What you need to do
Search the entries for the string "price" and give the number of lines that hold it, nothing more.
--------------------------------------------------
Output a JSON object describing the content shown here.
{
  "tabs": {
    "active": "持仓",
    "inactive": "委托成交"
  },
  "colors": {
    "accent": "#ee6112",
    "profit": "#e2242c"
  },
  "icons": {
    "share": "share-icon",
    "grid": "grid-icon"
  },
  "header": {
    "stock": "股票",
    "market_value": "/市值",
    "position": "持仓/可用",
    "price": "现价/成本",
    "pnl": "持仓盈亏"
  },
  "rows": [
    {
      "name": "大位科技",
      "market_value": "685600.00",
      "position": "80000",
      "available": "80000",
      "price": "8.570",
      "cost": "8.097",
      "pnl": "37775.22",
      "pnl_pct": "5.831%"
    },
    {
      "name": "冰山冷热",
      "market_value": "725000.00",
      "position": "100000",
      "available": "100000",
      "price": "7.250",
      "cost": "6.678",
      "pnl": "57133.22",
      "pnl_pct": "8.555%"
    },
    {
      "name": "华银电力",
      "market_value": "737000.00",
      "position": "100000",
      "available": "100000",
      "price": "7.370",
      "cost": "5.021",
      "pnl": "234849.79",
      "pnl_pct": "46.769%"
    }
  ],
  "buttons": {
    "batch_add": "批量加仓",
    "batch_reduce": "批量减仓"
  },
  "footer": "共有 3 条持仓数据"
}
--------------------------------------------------
Exercise response
4